Judge orders state to speed up complaint investigations
The judge ordered the agency to eliminate nearly half its backlog and start investigating at least 80% of new complaints within four months.
Further, the agency is to entirely clear its backlog within eight months, ruled San Francisco Superior Court Judge Peter J. Busch.
"I don't see a reason why it can't be done,'' Busch told the attorneys in the case. "Unless the court puts pressure on . . . it won't be done.''
A spokeswoman for one of the state's provider associations praised the ruling, saying it would help providers more promptly learn what went wrong or, just as importantly, clear the names of facilities found to be in good standing.

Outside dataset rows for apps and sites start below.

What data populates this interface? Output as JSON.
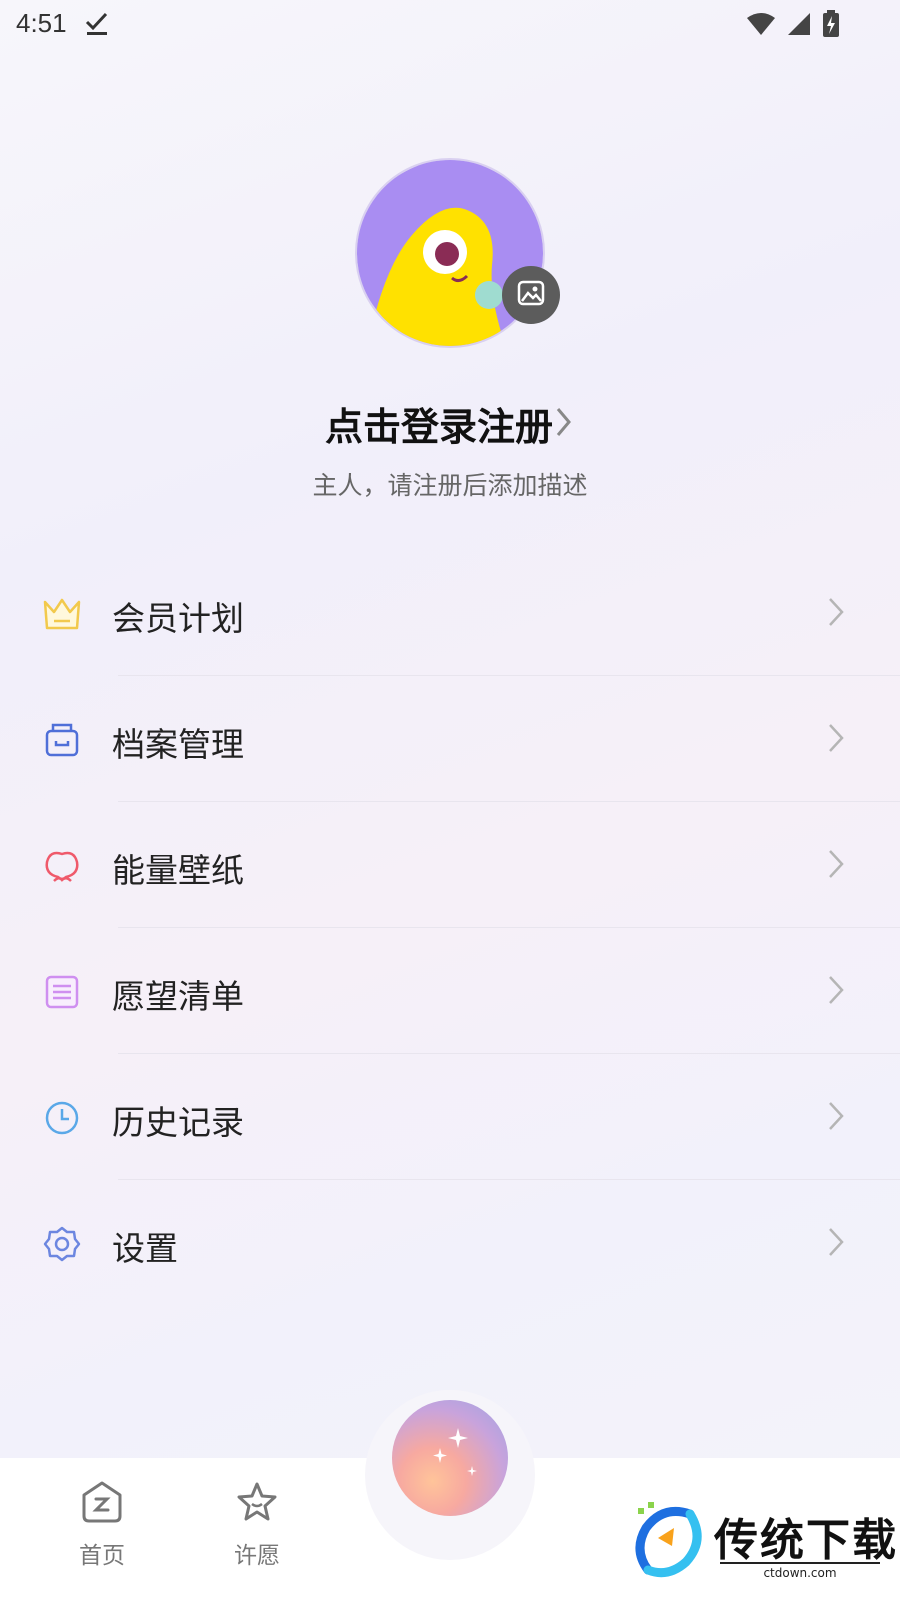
{
  "status_bar": {
    "time": "4:51"
  },
  "profile": {
    "title": "点击登录注册",
    "subtitle": "主人，请注册后添加描述"
  },
  "menu": [
    {
      "label": "会员计划",
      "icon": "crown-icon",
      "color": "#f2c94c"
    },
    {
      "label": "档案管理",
      "icon": "archive-box-icon",
      "color": "#4f6fd8"
    },
    {
      "label": "能量壁纸",
      "icon": "peach-icon",
      "color": "#ef5a6b"
    },
    {
      "label": "愿望清单",
      "icon": "list-icon",
      "color": "#cf8ff0"
    },
    {
      "label": "历史记录",
      "icon": "clock-icon",
      "color": "#5aa8e8"
    },
    {
      "label": "设置",
      "icon": "gear-icon",
      "color": "#6c86e0"
    }
  ],
  "tabbar": {
    "tabs": [
      {
        "label": "首页",
        "icon": "home-icon"
      },
      {
        "label": "许愿",
        "icon": "star-icon"
      }
    ]
  },
  "watermark": {
    "text": "传统下载",
    "url": "ctdown.com"
  }
}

"We support timely inspections because if something has gone wrong, we want to know," said Betsey Hite, director of public affairs for the California Association of Health Facilities. "And if something hasn't gone wrong, we want to know. It's in everyone's interest to get to a timely conclusion."
Advocates of the elderly sued the state for its failure to aggressively investigate complaints.
As of mid-August, the agency had at least 460 cases, some dating from January of this year, that had not been investigated, according to records. Agency leaders have said they have too few inspectors to investigate allegations within the 10-day deadline mandated by law.